Sorry, Donald and Hillary, I’m not thanking you, but if America still exists after November, I will indeed be grateful to those who helped preserve our contentious union.

To read the story online, click on the image above or right here.

The Ordinary and the Weird

August 22, 2016

AbundanceCoverLate in this summer of dismal news, I welcome a chance to leave off my political screeds (four of the last five posts, I’m ashamed to say) to discuss a new book of stories by a friend of mine, Larry Loebell’s The Abundance League.

First, let me say what the book is not. Loebell is old enough to have lived through decades when American fiction has aimed to dazzle readers with stylistic flourishes, inveigle them into literary puzzles, or transport them to fantastic or dystopian worlds that have never existed. There’s none of that here. The book is stubbornly grounded on the earth that we know.

Second, it’s important to state that these stories pull no punches. Don’t let the plain black wrapper fool you. This book is sometimes shocking. That may seem an odd thing to say about contemporary fiction—what could possibly shock today’s reader? Well, how about a disabled woman, a quadriplegic with no feeling below her chest, describing in detail how she pleasures her lover—and insisting that, despite her lack of sensation, it’s fully consensual, not a horrid form of sexual exploitation? If you’re a resolutely PC person, prepare to be scandalized on occasion, not because the author is illiberal but because he’s willing to explore beyond the boundaries where our culture tells us to stop looking and stop talking.
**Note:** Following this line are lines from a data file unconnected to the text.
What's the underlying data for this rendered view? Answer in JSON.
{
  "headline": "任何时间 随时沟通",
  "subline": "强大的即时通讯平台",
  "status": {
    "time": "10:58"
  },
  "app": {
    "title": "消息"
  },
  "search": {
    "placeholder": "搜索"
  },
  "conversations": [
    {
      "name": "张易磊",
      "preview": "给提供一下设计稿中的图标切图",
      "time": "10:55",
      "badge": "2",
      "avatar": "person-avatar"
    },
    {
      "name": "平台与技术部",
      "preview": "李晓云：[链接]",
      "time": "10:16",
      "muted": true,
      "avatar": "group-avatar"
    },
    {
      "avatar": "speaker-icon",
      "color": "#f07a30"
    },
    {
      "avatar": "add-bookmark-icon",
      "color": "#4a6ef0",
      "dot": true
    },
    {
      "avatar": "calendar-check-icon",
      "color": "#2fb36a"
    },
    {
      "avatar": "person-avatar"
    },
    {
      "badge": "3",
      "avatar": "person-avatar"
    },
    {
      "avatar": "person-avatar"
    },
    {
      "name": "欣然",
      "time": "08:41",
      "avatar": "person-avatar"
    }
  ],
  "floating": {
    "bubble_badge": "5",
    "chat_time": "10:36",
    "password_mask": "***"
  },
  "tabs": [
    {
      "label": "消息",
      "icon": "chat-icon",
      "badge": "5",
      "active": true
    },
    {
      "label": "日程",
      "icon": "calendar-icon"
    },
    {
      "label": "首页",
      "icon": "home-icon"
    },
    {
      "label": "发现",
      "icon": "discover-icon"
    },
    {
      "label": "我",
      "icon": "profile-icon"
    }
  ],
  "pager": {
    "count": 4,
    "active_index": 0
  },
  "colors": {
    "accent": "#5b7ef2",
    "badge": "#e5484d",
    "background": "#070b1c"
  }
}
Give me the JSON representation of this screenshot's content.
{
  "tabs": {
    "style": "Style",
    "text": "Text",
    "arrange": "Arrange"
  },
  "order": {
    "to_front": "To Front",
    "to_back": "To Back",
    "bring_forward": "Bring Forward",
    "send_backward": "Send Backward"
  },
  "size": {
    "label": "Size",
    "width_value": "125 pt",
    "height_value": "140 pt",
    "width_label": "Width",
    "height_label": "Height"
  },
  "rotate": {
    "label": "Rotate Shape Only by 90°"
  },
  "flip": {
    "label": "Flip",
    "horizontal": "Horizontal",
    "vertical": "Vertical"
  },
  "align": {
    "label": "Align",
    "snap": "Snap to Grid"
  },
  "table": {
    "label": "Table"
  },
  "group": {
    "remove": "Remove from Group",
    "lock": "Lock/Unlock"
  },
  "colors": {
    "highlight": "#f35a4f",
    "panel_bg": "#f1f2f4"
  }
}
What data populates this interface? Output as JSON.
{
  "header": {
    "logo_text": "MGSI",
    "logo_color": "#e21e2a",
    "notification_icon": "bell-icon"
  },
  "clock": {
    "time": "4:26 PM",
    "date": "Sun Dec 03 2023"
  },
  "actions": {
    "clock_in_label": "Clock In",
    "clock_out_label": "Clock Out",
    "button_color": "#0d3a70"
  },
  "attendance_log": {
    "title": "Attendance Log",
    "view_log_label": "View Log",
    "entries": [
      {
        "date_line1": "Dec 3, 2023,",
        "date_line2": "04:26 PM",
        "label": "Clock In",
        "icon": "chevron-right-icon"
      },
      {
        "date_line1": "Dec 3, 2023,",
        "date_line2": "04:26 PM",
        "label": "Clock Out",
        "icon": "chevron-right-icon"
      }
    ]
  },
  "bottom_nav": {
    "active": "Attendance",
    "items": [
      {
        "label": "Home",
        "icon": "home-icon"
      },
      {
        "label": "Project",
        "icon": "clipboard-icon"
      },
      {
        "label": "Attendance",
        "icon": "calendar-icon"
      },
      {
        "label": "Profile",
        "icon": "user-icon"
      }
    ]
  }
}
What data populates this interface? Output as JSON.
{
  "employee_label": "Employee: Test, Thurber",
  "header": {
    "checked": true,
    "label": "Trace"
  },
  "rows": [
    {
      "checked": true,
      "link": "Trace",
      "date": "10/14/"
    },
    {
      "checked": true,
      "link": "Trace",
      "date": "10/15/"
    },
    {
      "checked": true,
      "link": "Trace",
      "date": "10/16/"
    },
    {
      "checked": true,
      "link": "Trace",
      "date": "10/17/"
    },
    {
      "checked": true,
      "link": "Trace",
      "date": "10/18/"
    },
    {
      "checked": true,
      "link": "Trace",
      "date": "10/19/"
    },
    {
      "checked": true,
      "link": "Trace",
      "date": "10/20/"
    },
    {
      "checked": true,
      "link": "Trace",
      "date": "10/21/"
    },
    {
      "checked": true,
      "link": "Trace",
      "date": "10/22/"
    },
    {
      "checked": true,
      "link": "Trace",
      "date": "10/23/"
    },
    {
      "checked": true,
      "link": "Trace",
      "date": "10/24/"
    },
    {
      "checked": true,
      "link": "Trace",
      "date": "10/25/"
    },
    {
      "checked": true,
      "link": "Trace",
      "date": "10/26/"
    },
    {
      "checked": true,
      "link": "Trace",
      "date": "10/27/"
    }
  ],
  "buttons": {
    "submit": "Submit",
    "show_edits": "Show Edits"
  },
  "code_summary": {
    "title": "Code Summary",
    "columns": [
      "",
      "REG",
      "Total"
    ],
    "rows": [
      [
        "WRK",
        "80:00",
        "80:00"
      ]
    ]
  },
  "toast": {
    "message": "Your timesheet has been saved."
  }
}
Many of the characters, like the author himself, are close observers, giving lots of attention to small details, the “stuff” of our lives. One, an aspiring choreographer, even creates a dance piece from the movements and sounds of people in airports: “she noticed people parting around a slow moving janitor in a kind of parabola, their speed of movement a contrast of determination to languor, of progress to indolence, travelers heading toward their destinations and a laborer stuck in the routines of boring work.” Similarly, an advertising executive who calls himself “a visual guy” sees a resort’s beach bar as resembling “a Noel Coward play, a tableau of spot-lit gestures, glasses, and cigarettes.” With all the details, these tend to be talky pieces, the opposite of compressed vignettes. Yet the accumulation of particulars fleshes out the author’s rich and unsentimental vision of the way we live in the world.

A number of the protagonists are casual about their relationships, unwilling to be tied down. As the choreographer puts it, “It’s a hook-up world out there. That’s the world I run in.” Another woman, once married and now involved with a married man, “refused to desire or consider more, and she did not miss what she did not have.” Correspondingly, those who experience genuine and lasting affection find themselves obstructed or marginalized by others. They get dumped, discouraged, ignored, and in fact their love often follows paths one might consider weird: profound attachment to a dog, to an ancient carousel in the park, to an ex-partner unseen for decades.

The romantic outlook isn’t 100 percent dismal, though. The title story gives us two characters who do succeed in both physical and emotional commitment: a supermarket butcher and a produce worker. These are ordinary schlubs with no career ambitions, no grand expectations. They agree to a marriage of convenience that over time becomes a union of love. Likewise, the final story describes a slow-moving but ultimately hopeful relationship between two characters in small-town Alaska who have escaped collapsed lives in the lower 48. This story, with the impossible and wonderful title “How We Failed to Stop the War and Other Consequences of the Adolphus, Alaska, Peace March, February 2003,” offers a vision of community and mutual support in sharp contrast to the acquisitive striving of earlier pieces.

Engrossed with our material world and critical of it, focused both on the ordinary and on the weird that lies just below the surface of the ordinary, these are fascinating and unique stories, unlike those I’ve seen from any other contemporary writer.